■ **DATA PROVIDED**
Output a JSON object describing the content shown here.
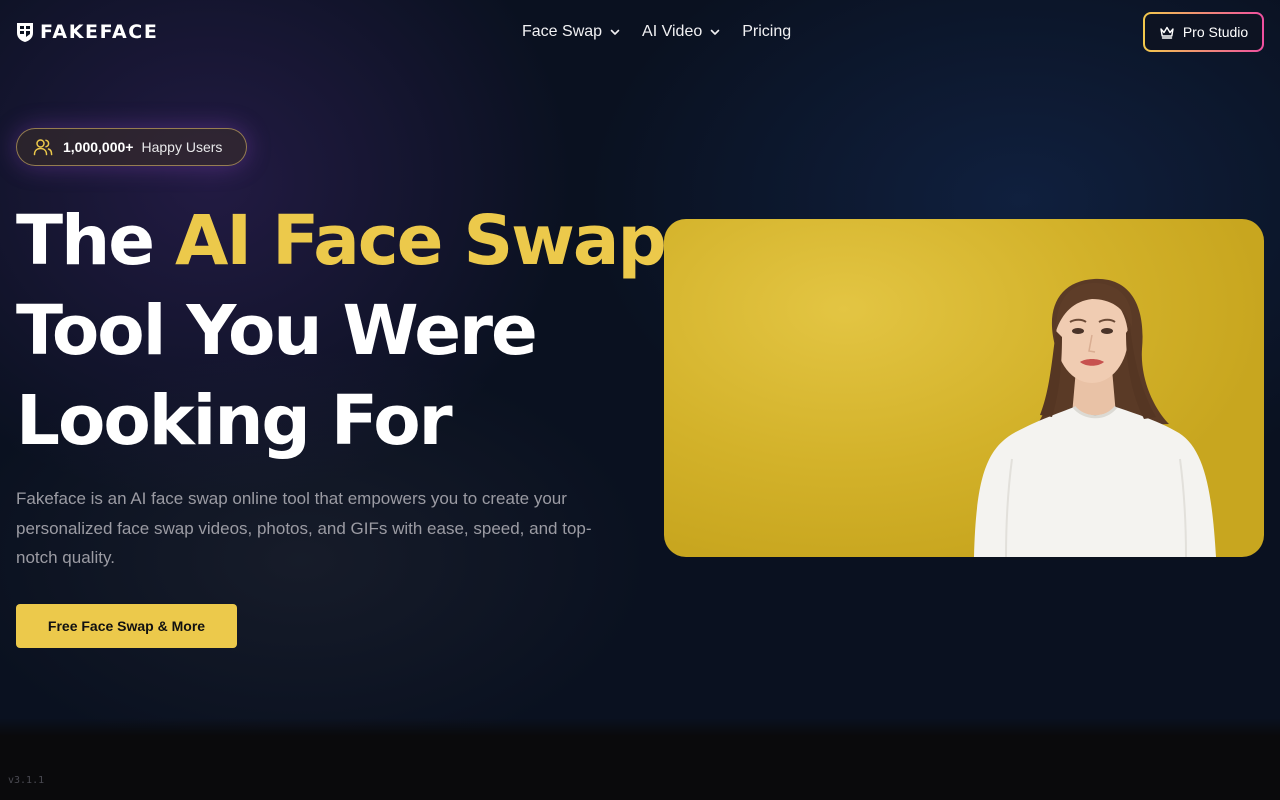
{
  "brand": {
    "name": "FAKEFACE"
  },
  "nav": {
    "items": [
      {
        "label": "Face Swap",
        "dropdown": true
      },
      {
        "label": "AI Video",
        "dropdown": true
      },
      {
        "label": "Pricing",
        "dropdown": false
      }
    ]
  },
  "pro_button": {
    "label": "Pro Studio",
    "icon": "crown-icon"
  },
  "badge": {
    "count": "1,000,000+",
    "label": "Happy Users",
    "icon": "users-icon"
  },
  "hero": {
    "headline_prefix": "The ",
    "headline_accent": "AI Face Swap",
    "headline_line2": "Tool You Were",
    "headline_line3": "Looking For",
    "description": "Fakeface is an AI face swap online tool that empowers you to create your personalized face swap videos, photos, and GIFs with ease, speed, and top-notch quality.",
    "cta_label": "Free Face Swap & More"
  },
  "version": "v3.1.1",
  "colors": {
    "background": "#0a1120",
    "accent": "#ecc94b",
    "pro_border_start": "#f2c94c",
    "pro_border_end": "#ef4fa0",
    "hero_image_bg": "#d9b931"
  }
}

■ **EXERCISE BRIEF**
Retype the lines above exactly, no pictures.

■ **SOLUTION TO THIS EXERCISE**
Output a JSON object describing the content shown here.
{
  "brand": {
    "name": "FAKEFACE"
  },
  "nav": {
    "items": [
      {
        "label": "Face Swap",
        "dropdown": true
      },
      {
        "label": "AI Video",
        "dropdown": true
      },
      {
        "label": "Pricing",
        "dropdown": false
      }
    ]
  },
  "pro_button": {
    "label": "Pro Studio",
    "icon": "crown-icon"
  },
  "badge": {
    "count": "1,000,000+",
    "label": "Happy Users",
    "icon": "users-icon"
  },
  "hero": {
    "headline_prefix": "The ",
    "headline_accent": "AI Face Swap",
    "headline_line2": "Tool You Were",
    "headline_line3": "Looking For",
    "description": "Fakeface is an AI face swap online tool that empowers you to create your personalized face swap videos, photos, and GIFs with ease, speed, and top-notch quality.",
    "cta_label": "Free Face Swap & More"
  },
  "version": "v3.1.1",
  "colors": {
    "background": "#0a1120",
    "accent": "#ecc94b",
    "pro_border_start": "#f2c94c",
    "pro_border_end": "#ef4fa0",
    "hero_image_bg": "#d9b931"
  }
}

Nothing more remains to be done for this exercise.